It may possibly be everyone’s favourite thing to hate these days, but no matter how a lot of much more substandard seasons they let it run, nothing can diminish the electricity and pure comedic energy of the very first couple of seasons of Saturday Night Live. Coming out of the improvisation tradition created by The Second City (a movement that continues to be a major source of American comedy talent), SNL combined a murderer’s row of talent and a youthful fearlessness that pushed at the confines and strictures of what TV comedy could be. The Not Ready For Primetime Players (the nickname John Belushi, Dan Akroyd, Gilda Radner, Chevy Chase, Jane Curtain, Garret Morris, and Lorraine Newman gave themselves) may well have started as a bit of self-deprecation, but it became just the opposite. They had been too excellent for primetime. Too smart, too hip, and way too cool for TV. They made staying property on Saturday night what the cool folks did- to not watch SNL was to be out of touch and left out of the cultural discussion. Like Monty Python, they were comedy rock stars who instantly became household names.

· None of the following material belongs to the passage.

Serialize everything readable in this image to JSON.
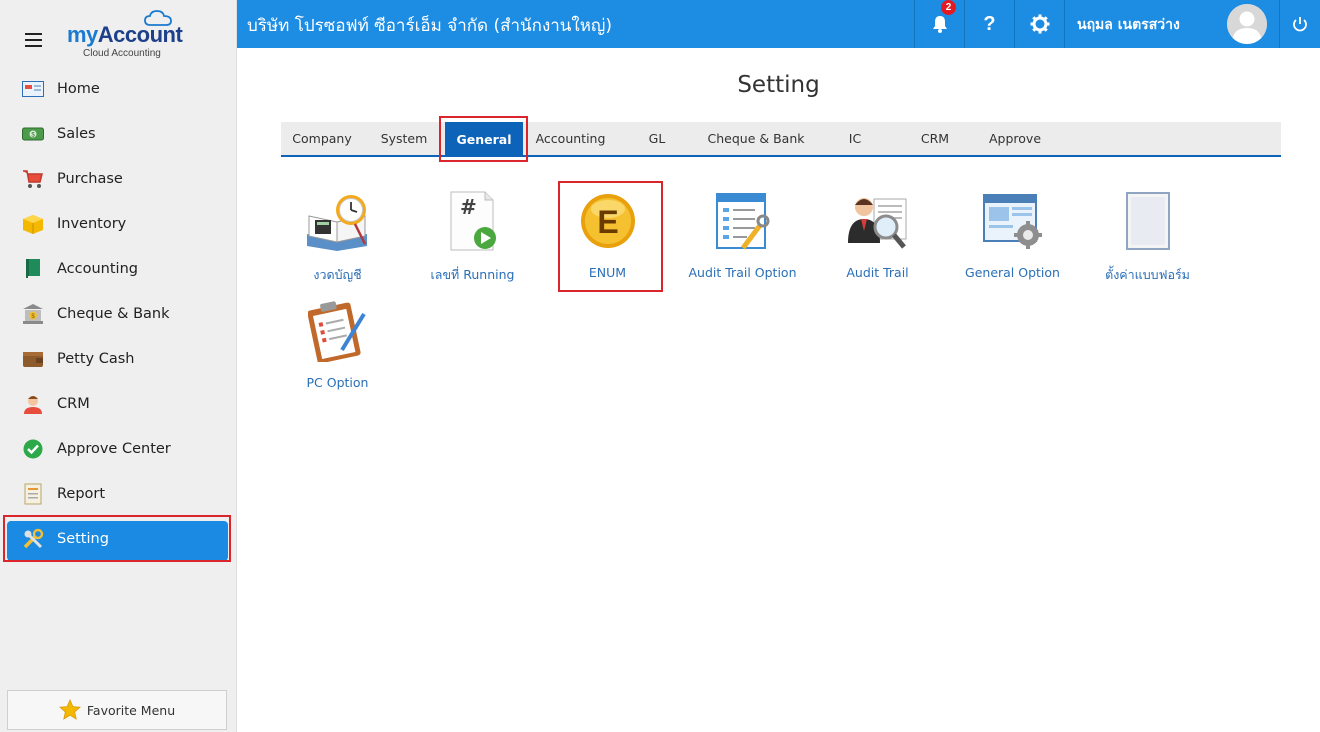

At least for anybody in the home under 25. Even after 35 years and via the light of the some great and a lot of terrible seasons since, those first four years stand as one of the finest moments in American comedy history.


The second of the two excellent sketch comedy shows to come out of the Second City improv tradition, SCTV was Saturday Night Live’s quieter, slightly much more clever brother. Filmed in the relative obscurity of Toronto (compared to SNL’s New York City property, the media capital of the world) SCTV never became a cultural institution like its much more famous cousin, it just became an incredible groundbreaking show. Founded on the genius premise that every sketch and parody was actually airing on a terrible local TV station, SCTV skewered every trend, genre, and celebrity that called TV residence in the 70s and 80s. Even better, the conceit that they had been a TV station allowed them to go behind the scenes and create a cast of rich, completely distinctive characters. From sleazy station owner Guy Caballero, hacky comedian Bobby Bittman, kiddie horror host Count Floyd, scuzzball host Johnny Larue to dozens of others, SCTV created an entirely realized world around the usual fare of parodies and impressions. This devotion to building characters, along with a cast that included comedy giants like John Candy, Martin Short, Eugene Levy, Andrea Martin, Rick Moranis, Catherine O’Hara, Dave Thomas, and Joe Flaherty among others made SCTV a show that rewarded loyal viewers. Their recurring characters were actual characters, not just catchphrases or silly costumes.

1. Monty Python’s Flying Circus

Sketch comedy existed just before Graham Chapman, Terry Jones, John Cleese, Eric Idle, Michael Palin, and Terry Gilliam started Monty Python’s Flying Circus, but they made it an art form. With their brilliant satire, absurd yet instantly recognizable characters, and practically preternatural understanding of the tropes and tricks of television they created an entirely new form of comedy. Drawing on the social and cultural change around them yet maintaining enough distance to properly mock it, they made conventional comedy that was thoroughly modern. They were Oxford and Cambridge educated men who could riff on classical philosophy and Spam in the exact same episode. They were smart, stupid, clever and ridiculous all at the exact same time. It’s not without accident that they became comedy megastars and the acknowledged masters of the genre. Other groups have come and gone, some of them incredibly funny. But there will usually only ever be 1 Monty Python. And they will always be the finest sketch comedy group of all time.